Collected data
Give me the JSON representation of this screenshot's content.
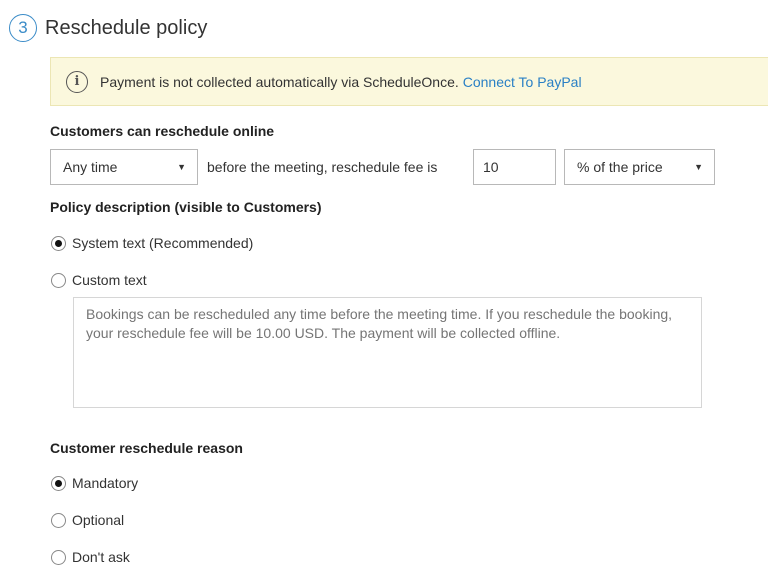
{
  "section": {
    "step_number": "3",
    "title": "Reschedule policy"
  },
  "banner": {
    "message": "Payment is not collected automatically via ScheduleOnce.",
    "link_label": "Connect To PayPal",
    "info_icon_glyph": "i"
  },
  "reschedule": {
    "label": "Customers can reschedule online",
    "time_select_value": "Any time",
    "middle_text": "before the meeting, reschedule fee is",
    "fee_value": "10",
    "fee_unit_select_value": "% of the price"
  },
  "policy": {
    "label": "Policy description (visible to Customers)",
    "options": [
      {
        "label": "System text (Recommended)",
        "checked": true
      },
      {
        "label": "Custom text",
        "checked": false
      }
    ],
    "custom_text_placeholder": "Bookings can be rescheduled any time before the meeting time. If you reschedule the booking, your reschedule fee will be 10.00 USD. The payment will be collected offline."
  },
  "reason": {
    "label": "Customer reschedule reason",
    "options": [
      {
        "label": "Mandatory",
        "checked": true
      },
      {
        "label": "Optional",
        "checked": false
      },
      {
        "label": "Don't ask",
        "checked": false
      }
    ]
  },
  "colors": {
    "accent": "#3b8cc8",
    "link": "#2a80c5",
    "banner_bg": "#fbf8dd"
  },
  "icons": {
    "select_caret": "caret-down-icon",
    "info": "info-icon"
  }
}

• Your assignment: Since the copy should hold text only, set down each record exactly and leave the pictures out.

• Exercise result:
Give me the JSON representation of this screenshot's content.
{
  "section": {
    "step_number": "3",
    "title": "Reschedule policy"
  },
  "banner": {
    "message": "Payment is not collected automatically via ScheduleOnce.",
    "link_label": "Connect To PayPal",
    "info_icon_glyph": "i"
  },
  "reschedule": {
    "label": "Customers can reschedule online",
    "time_select_value": "Any time",
    "middle_text": "before the meeting, reschedule fee is",
    "fee_value": "10",
    "fee_unit_select_value": "% of the price"
  },
  "policy": {
    "label": "Policy description (visible to Customers)",
    "options": [
      {
        "label": "System text (Recommended)",
        "checked": true
      },
      {
        "label": "Custom text",
        "checked": false
      }
    ],
    "custom_text_placeholder": "Bookings can be rescheduled any time before the meeting time. If you reschedule the booking, your reschedule fee will be 10.00 USD. The payment will be collected offline."
  },
  "reason": {
    "label": "Customer reschedule reason",
    "options": [
      {
        "label": "Mandatory",
        "checked": true
      },
      {
        "label": "Optional",
        "checked": false
      },
      {
        "label": "Don't ask",
        "checked": false
      }
    ]
  },
  "colors": {
    "accent": "#3b8cc8",
    "link": "#2a80c5",
    "banner_bg": "#fbf8dd"
  },
  "icons": {
    "select_caret": "caret-down-icon",
    "info": "info-icon"
  }
}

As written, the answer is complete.